There's nothing wrong in finding amusement in reading. At least people become fast readers, which helps when reading more serious books. Much better than playing Trix and smoking Arguilah all night long (in my humble opinion).

My suggestion is to really think about the main questions:
1- How come Arabs do not find reading books useful?
2- How come people who read books usually end up with close-to-minimum-salary jobs!?
3- Is it strange that, if books are unuseful, people tend to read them less?
4- If reading books is for amusement, then why not just watch "TV" instead? (watch Najeeb Mahfouz instead of reading him).

I personally blame the Educational system on marginalizing the importance of non-curriculum books (and to an extent Engineering Departments of US colleges). I have my own amateur theory on why Education became so unrelated to everyday life. Inshallah I'll discuss it later. But I think it's rather simplistic and needs much more professional treatment to be of real value.

my 2 cents...


  1. Hi Arrabi, that wasn't my opinion, I was simply translating what the article said.
    You also seemed to have failed to notice that the 17% the article is refering to are not books dealing with the philosophy of religion, but instead, the books that are so much more like gossip on religion that you find on koshkat and stuff.

  2. Salam Roba,
    sorry if I sounded a bit too negative. didn't mean to. ah, and I love your plural of Koshk... Koshkat... sounds delicious, like Kitkat ;-)

    My point is not about the type of the 17% of the books, but about the idea of "criticising those who read" when "we don't have enough readers". The paragraph seemed more of a "secular attack on religious books" more than anything else. It's very normal in every society to find "mindless books". The UNAHDR seemed angry that these are "religious mindless books" instead of say "comics mindless books". I find the argument out of place and invalid.
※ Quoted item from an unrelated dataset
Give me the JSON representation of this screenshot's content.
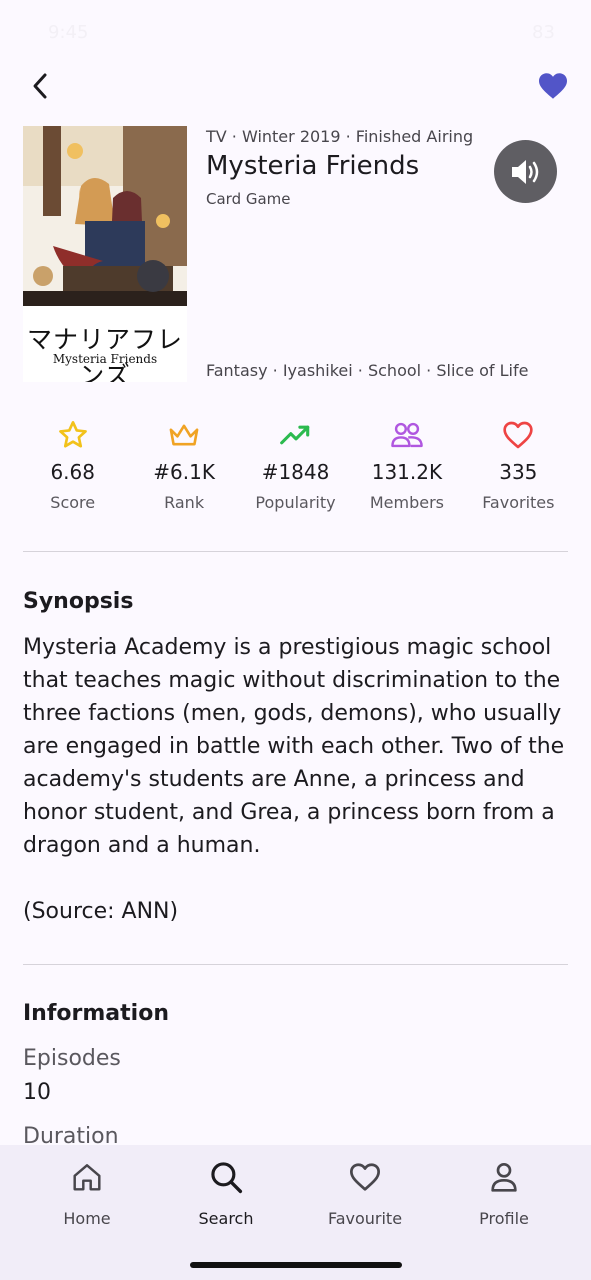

The UNAHDR is otherwise very interesting & useful (and I think secular - but I have to explain that in a long post).

    As for the type of these 17% books, (which I think is unrelated to the UNAHDR point) here's my guess:
    These books are mostly about Jinn (ghosts) & dream-explanations, surely some about Torments of the Graves, some will be reprints of old famous books (tafsir al-jalalin), and few will be new studies on old subjects (e.g. life of the companions of the prophet). I'm not a big fan, but I do find interesting titles every now and then.

    As you see, I do my share of "Koshkat" rounds ;-)